It's a smart headline and article by Michael Arrington, which also naturally gets the traffic, but it's also got me thinking about an area that the Symbian Foundation should look at, now the major business transition is finished and Symbian^3 is almost out the door and the plans for ^4 and ^5 are happily on track. And that's pushing their mobile OS out to the wider world, to people who are looking to do projects like this.
If you're looking to build a short run handset, with a tiger team, then the Symbian Foundation better make sure that they are at least part of the discussion. If [and that's a big if - Ed] Facebook have been wordsmithing their denial and there is a phone project (and the hires/staffers allegedly working on it), Lee Williams and the Symbian Foundation probably missed the boat on this one, but it's a nice little nudge that they should have something in place.
The number of factories in the Far East that will build pretty much any tech you ask them is legion... assuming you have a dump truck of money and don't mind the factory next door turning out an almost perfect copy for the local market. Having had some experience of this, their biggest issue is that of the Operating System. Yes they can add on a plain vanilla Linux, or possibly Android (minus all the nice bits from Google).
Symbian should be working to be the de facto OS of choice for these manufacturers.
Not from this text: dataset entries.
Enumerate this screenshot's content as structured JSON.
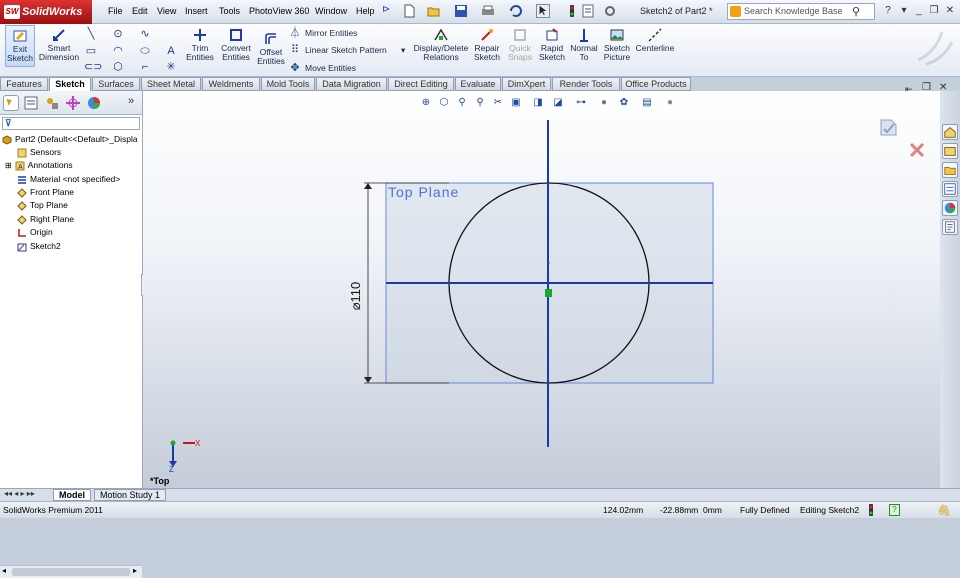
{
  "app": {
    "logo": "SolidWorks",
    "doc_title": "Sketch2 of Part2 *",
    "search_placeholder": "Search Knowledge Base"
  },
  "menu": [
    "File",
    "Edit",
    "View",
    "Insert",
    "Tools",
    "PhotoView 360",
    "Window",
    "Help"
  ],
  "command_manager": {
    "exit_sketch": "Exit Sketch",
    "smart_dimension": "Smart Dimension",
    "trim_entities": "Trim Entities",
    "convert_entities": "Convert Entities",
    "offset_entities": "Offset Entities",
    "mirror_entities": "Mirror Entities",
    "linear_sketch_pattern": "Linear Sketch Pattern",
    "move_entities": "Move Entities",
    "display_delete_relations": "Display/Delete Relations",
    "repair_sketch": "Repair Sketch",
    "quick_snaps": "Quick Snaps",
    "rapid_sketch": "Rapid Sketch",
    "normal_to": "Normal To",
    "sketch_picture": "Sketch Picture",
    "centerline": "Centerline"
  },
  "tabs": [
    "Features",
    "Sketch",
    "Surfaces",
    "Sheet Metal",
    "Weldments",
    "Mold Tools",
    "Data Migration",
    "Direct Editing",
    "Evaluate",
    "DimXpert",
    "Render Tools",
    "Office Products"
  ],
  "active_tab": "Sketch",
  "feature_tree": {
    "root": "Part2  (Default<<Default>_Displa",
    "items": [
      "Sensors",
      "Annotations",
      "Material <not specified>",
      "Front Plane",
      "Top Plane",
      "Right Plane",
      "Origin",
      "Sketch2"
    ]
  },
  "viewport": {
    "plane_label": "Top Plane",
    "dimension": "⌀110",
    "view_label": "*Top",
    "axis_x": "X",
    "axis_z": "Z"
  },
  "bottom_tabs": [
    "Model",
    "Motion Study 1"
  ],
  "status": {
    "product": "SolidWorks Premium 2011",
    "x": "124.02mm",
    "y": "-22.88mm",
    "z": "0mm",
    "definition": "Fully Defined",
    "mode": "Editing Sketch2"
  },
  "colors": {
    "accent": "#1e3fa0",
    "title_red": "#c21a1a",
    "sketch_blue": "#1c3aa8",
    "selection_green": "#1aa82a"
  }
}
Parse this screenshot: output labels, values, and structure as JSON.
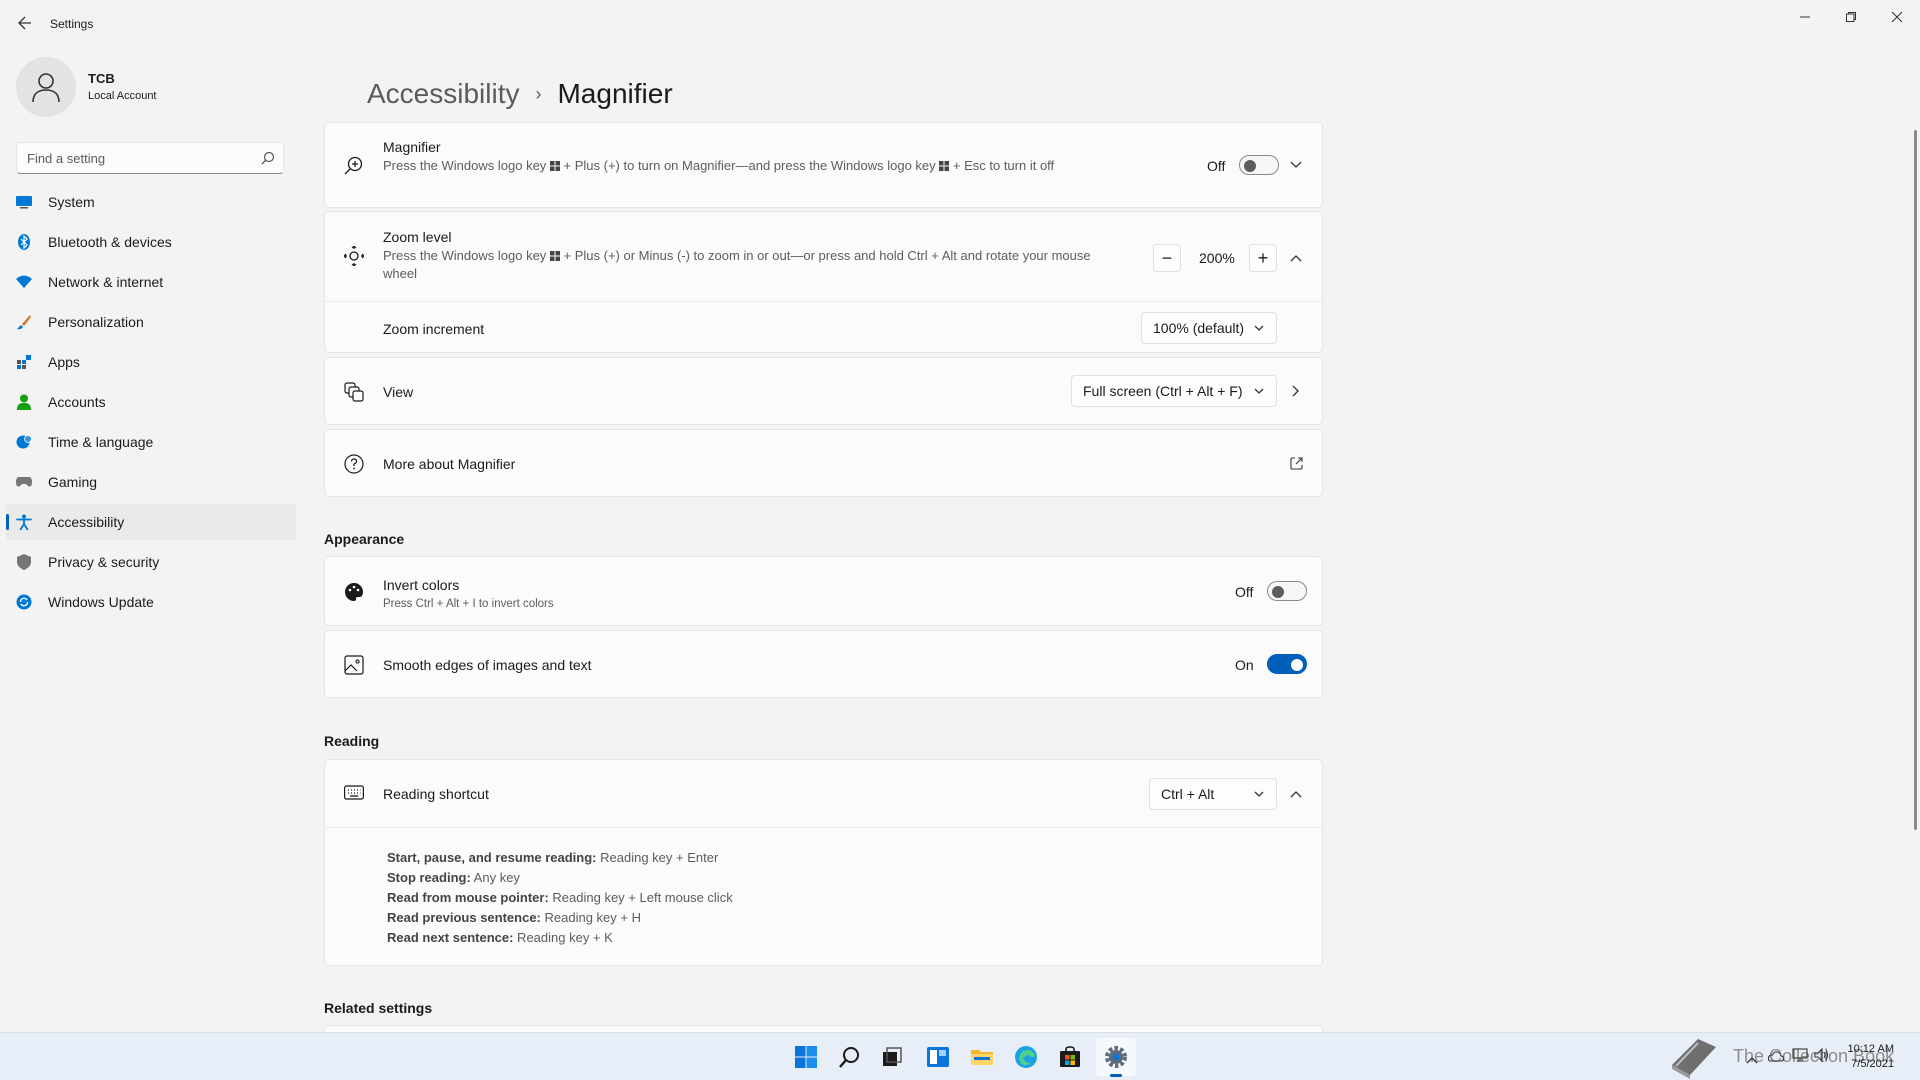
{
  "window": {
    "title": "Settings"
  },
  "profile": {
    "name": "TCB",
    "account_type": "Local Account"
  },
  "search": {
    "placeholder": "Find a setting"
  },
  "sidebar": {
    "items": [
      {
        "label": "System",
        "icon": "system-icon",
        "active": false
      },
      {
        "label": "Bluetooth & devices",
        "icon": "bluetooth-icon",
        "active": false
      },
      {
        "label": "Network & internet",
        "icon": "wifi-icon",
        "active": false
      },
      {
        "label": "Personalization",
        "icon": "brush-icon",
        "active": false
      },
      {
        "label": "Apps",
        "icon": "apps-icon",
        "active": false
      },
      {
        "label": "Accounts",
        "icon": "person-icon",
        "active": false
      },
      {
        "label": "Time & language",
        "icon": "globe-clock-icon",
        "active": false
      },
      {
        "label": "Gaming",
        "icon": "gamepad-icon",
        "active": false
      },
      {
        "label": "Accessibility",
        "icon": "accessibility-icon",
        "active": true
      },
      {
        "label": "Privacy & security",
        "icon": "shield-icon",
        "active": false
      },
      {
        "label": "Windows Update",
        "icon": "update-icon",
        "active": false
      }
    ]
  },
  "breadcrumb": {
    "parent": "Accessibility",
    "separator": "›",
    "current": "Magnifier"
  },
  "magnifier": {
    "title": "Magnifier",
    "description_part1": "Press the Windows logo key ",
    "description_part2": " + Plus (+) to turn on Magnifier—and press the Windows logo key ",
    "description_part3": " + Esc to turn it off",
    "state_label": "Off",
    "on": false
  },
  "zoom_level": {
    "title": "Zoom level",
    "description_part1": "Press the Windows logo key ",
    "description_part2": " + Plus (+) or Minus (-) to zoom in or out—or press and hold Ctrl + Alt and rotate your mouse wheel",
    "value": "200%",
    "minus": "−",
    "plus": "+"
  },
  "zoom_increment": {
    "title": "Zoom increment",
    "value": "100% (default)"
  },
  "view": {
    "title": "View",
    "value": "Full screen (Ctrl + Alt + F)"
  },
  "more_about": {
    "title": "More about Magnifier"
  },
  "appearance": {
    "section_title": "Appearance",
    "invert_colors": {
      "title": "Invert colors",
      "description": "Press Ctrl + Alt + I to invert colors",
      "state_label": "Off",
      "on": false
    },
    "smooth_edges": {
      "title": "Smooth edges of images and text",
      "state_label": "On",
      "on": true
    }
  },
  "reading": {
    "section_title": "Reading",
    "shortcut": {
      "title": "Reading shortcut",
      "value": "Ctrl + Alt"
    },
    "commands": [
      {
        "key": "Start, pause, and resume reading:",
        "value": " Reading key + Enter"
      },
      {
        "key": "Stop reading:",
        "value": " Any key"
      },
      {
        "key": "Read from mouse pointer:",
        "value": " Reading key + Left mouse click"
      },
      {
        "key": "Read previous sentence:",
        "value": " Reading key + H"
      },
      {
        "key": "Read next sentence:",
        "value": " Reading key + K"
      }
    ]
  },
  "related": {
    "section_title": "Related settings"
  },
  "taskbar": {
    "watermark": "The Collection Book",
    "clock_time": "10:12 AM",
    "clock_date": "7/5/2021"
  },
  "colors": {
    "accent": "#005fb8",
    "background": "#f3f3f3",
    "card": "#fbfbfb"
  }
}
If you believe (as I do) that, right now, it's not a profit margin game but a volume game for Symbian OS, then this should be a no-brainer. You want a fancy smartphone, designed to spec, running a modern OS? Symbian OS is a good choice.
Oh and you want a software layer that integrates deeply into the contacts system on the phone and then to whatever online web service you work for? Well here's a list a mile long of development houses and contractors we recommend. They'll be able to knock up a dedicated application that can run instead of the regular UI to give you all of that.
In fact, it's already possible to get a good idea of what a "social" phone on your Symbian device would look like. It's called Gravity, and even now it has access to your Facebook "river of news" along with a bundle of other social networks.
It obviously depends how far along the project they are, but Symbian OS, a strong manufacturer in the Far East, and a six figure sum to some of the major Symbian developers and you've got your social phone right there. There shouldn't be a need to start from scratch for any new phone project.
Would it surprise me if a future Facebook portable device does turn out to be real and it has an Android core and a Facebook UI? No. But I would think that it would be a shame, because they've been blinded by the Valley in missing the best OS and opportunity.
Perhaps the Symbian Foundation should just hose down a programmer or two with coffee and make an example of a Facebook sandboxed smartphone as a sample of what can be done with the OS?
-- Ewan Spence, Sept 2010.